• [EXTRACTED RECORDS]
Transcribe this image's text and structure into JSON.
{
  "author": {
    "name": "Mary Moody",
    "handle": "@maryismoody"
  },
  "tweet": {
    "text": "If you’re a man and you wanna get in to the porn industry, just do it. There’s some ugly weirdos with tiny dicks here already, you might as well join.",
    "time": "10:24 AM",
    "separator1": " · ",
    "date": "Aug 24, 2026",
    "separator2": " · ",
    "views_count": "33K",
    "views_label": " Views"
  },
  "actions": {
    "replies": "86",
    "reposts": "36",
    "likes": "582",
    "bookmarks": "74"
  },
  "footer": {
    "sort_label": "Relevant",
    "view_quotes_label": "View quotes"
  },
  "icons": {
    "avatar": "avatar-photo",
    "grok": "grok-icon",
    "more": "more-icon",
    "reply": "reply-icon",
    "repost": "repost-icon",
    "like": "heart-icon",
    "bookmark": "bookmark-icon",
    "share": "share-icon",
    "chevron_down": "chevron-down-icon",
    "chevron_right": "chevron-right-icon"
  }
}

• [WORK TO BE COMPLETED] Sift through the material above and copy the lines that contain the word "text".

• [ANSWER SECTION]
Transcribe this image's text and structure into JSON.
    "text": "If you’re a man and you wanna get in to the porn industry, just do it. There’s some ugly weirdos with tiny dicks here already, you might as well join.",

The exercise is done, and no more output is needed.